Pesticide marker bill passed

TRENTON – The Senate Energy and Environment Committee released by a 3-0 vote, with one abstention, a bill requiring commercial pesticide application businesses to use uniform silver flags to mark areas where pesticides have been placed.

Only Sen. Jennifer Beck (R-13) of Red Bank, abstained, saying the bill is “out of our purview and should be handled by the DEP.”

According to the bill, the silver flags must be the same size and type, and must provide information in English and Spanish. The flags must stay in place for at least 72 hours after the pesticide application.

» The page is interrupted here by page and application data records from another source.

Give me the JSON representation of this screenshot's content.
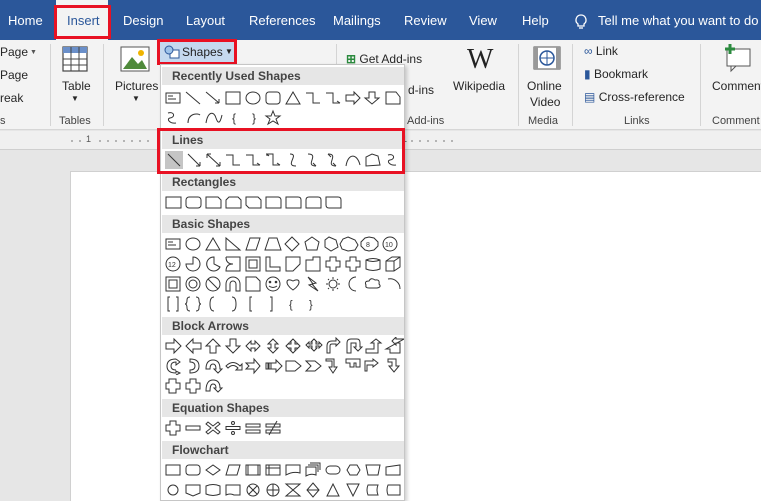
{
  "tabs": [
    {
      "label": "Home"
    },
    {
      "label": "Insert"
    },
    {
      "label": "Design"
    },
    {
      "label": "Layout"
    },
    {
      "label": "References"
    },
    {
      "label": "Mailings"
    },
    {
      "label": "Review"
    },
    {
      "label": "View"
    },
    {
      "label": "Help"
    }
  ],
  "tell_me": "Tell me what you want to do",
  "ribbon": {
    "pages": [
      "Page",
      "Page",
      "reak"
    ],
    "pages_group": "s",
    "table": "Table",
    "tables_group": "Tables",
    "pictures": "Pictures",
    "shapes": "Shapes",
    "get_addins": "Get Add-ins",
    "my_addins": "d-ins",
    "wikipedia": "Wikipedia",
    "addins_group": "Add-ins",
    "online_video_1": "Online",
    "online_video_2": "Video",
    "media_group": "Media",
    "link": "Link",
    "bookmark": "Bookmark",
    "cross_reference": "Cross-reference",
    "links_group": "Links",
    "comment": "Comment",
    "comments_group": "Comment"
  },
  "ruler": {
    "numbers": [
      "1",
      "1"
    ]
  },
  "shapes_menu": {
    "recent": "Recently Used Shapes",
    "lines": "Lines",
    "rectangles": "Rectangles",
    "basic": "Basic Shapes",
    "block_arrows": "Block Arrows",
    "equation": "Equation Shapes",
    "flowchart": "Flowchart"
  },
  "colors": {
    "brand": "#2b579a",
    "highlight": "#e81123"
  }
}
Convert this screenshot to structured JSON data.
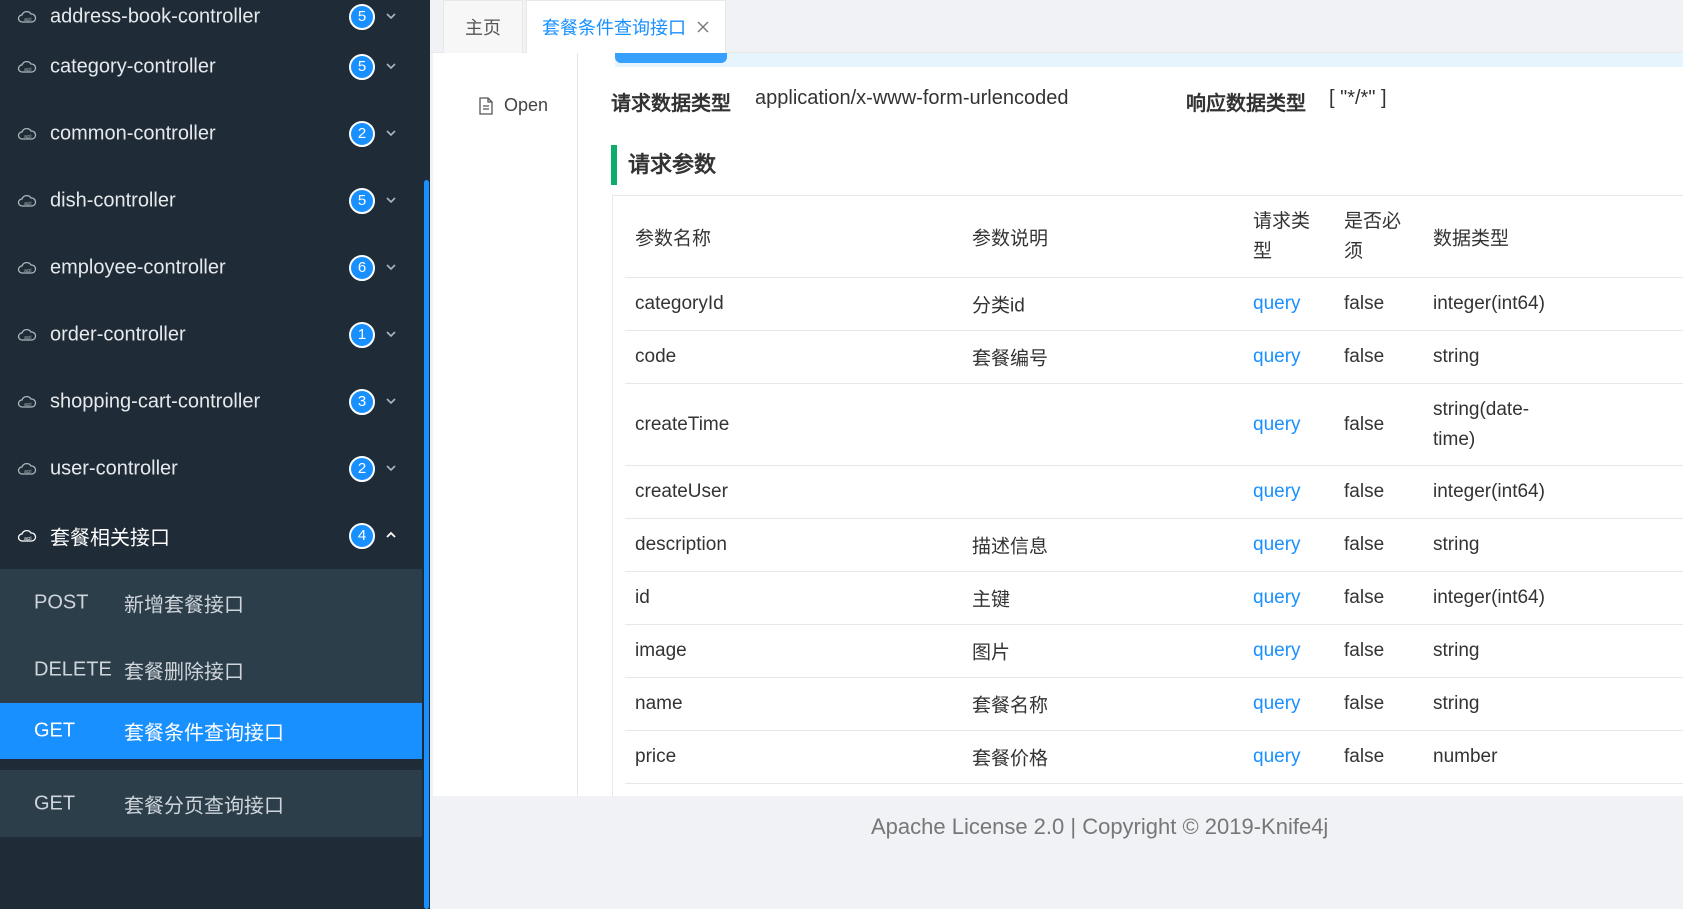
{
  "sidebar": {
    "groups": [
      {
        "label": "address-book-controller",
        "count": "5"
      },
      {
        "label": "category-controller",
        "count": "5"
      },
      {
        "label": "common-controller",
        "count": "2"
      },
      {
        "label": "dish-controller",
        "count": "5"
      },
      {
        "label": "employee-controller",
        "count": "6"
      },
      {
        "label": "order-controller",
        "count": "1"
      },
      {
        "label": "shopping-cart-controller",
        "count": "3"
      },
      {
        "label": "user-controller",
        "count": "2"
      },
      {
        "label": "套餐相关接口",
        "count": "4"
      }
    ],
    "endpoints": [
      {
        "method": "POST",
        "name": "新增套餐接口"
      },
      {
        "method": "DELETE",
        "name": "套餐删除接口"
      },
      {
        "method": "GET",
        "name": "套餐条件查询接口"
      },
      {
        "method": "GET",
        "name": "套餐分页查询接口"
      }
    ],
    "accent": "#1890ff"
  },
  "tabs": {
    "home": "主页",
    "current": "套餐条件查询接口"
  },
  "doc": {
    "open_label": "Open",
    "request_type_label": "请求数据类型",
    "request_type_value": "application/x-www-form-urlencoded",
    "response_type_label": "响应数据类型",
    "response_type_value": "[ \"*/*\" ]",
    "section_title": "请求参数"
  },
  "table": {
    "headers": [
      "参数名称",
      "参数说明",
      "请求类型",
      "是否必须",
      "数据类型"
    ],
    "header_lines": {
      "type_line1": "请求类",
      "type_line2": "型",
      "req_line1": "是否必",
      "req_line2": "须"
    },
    "rows": [
      {
        "name": "categoryId",
        "desc": "分类id",
        "in": "query",
        "required": "false",
        "type": "integer(int64)"
      },
      {
        "name": "code",
        "desc": "套餐编号",
        "in": "query",
        "required": "false",
        "type": "string"
      },
      {
        "name": "createTime",
        "desc": "",
        "in": "query",
        "required": "false",
        "type_line1": "string(date-",
        "type_line2": "time)"
      },
      {
        "name": "createUser",
        "desc": "",
        "in": "query",
        "required": "false",
        "type": "integer(int64)"
      },
      {
        "name": "description",
        "desc": "描述信息",
        "in": "query",
        "required": "false",
        "type": "string"
      },
      {
        "name": "id",
        "desc": "主键",
        "in": "query",
        "required": "false",
        "type": "integer(int64)"
      },
      {
        "name": "image",
        "desc": "图片",
        "in": "query",
        "required": "false",
        "type": "string"
      },
      {
        "name": "name",
        "desc": "套餐名称",
        "in": "query",
        "required": "false",
        "type": "string"
      },
      {
        "name": "price",
        "desc": "套餐价格",
        "in": "query",
        "required": "false",
        "type": "number"
      }
    ]
  },
  "footer": {
    "text": "Apache License 2.0 | Copyright © 2019-Knife4j"
  }
}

In addition, the bill would prohibit the use of silver flags to mark anything likely to be confused with a pesticide application. The exclusive color requirement is intended to distinguish pesticide flags from, among other things, those used for invisible dog fences, underground utility lines, septic tanks, and underground piping.

DEP would also be required to revise its rules to incorporate the changes, the bill states.

The bill has been proposed several times in prior years but has yet to be enacted.

Currently, white flags are used for pesticides, but that color flag is also used for other purposes. By making it clear that silver flags are put up when pesticides have been applied to a lawn, people will know it’s for that purpose, supporters said.

Opponents of the bill said it’s unnecessary and costly to small businesses.

Pesticide marker bill passed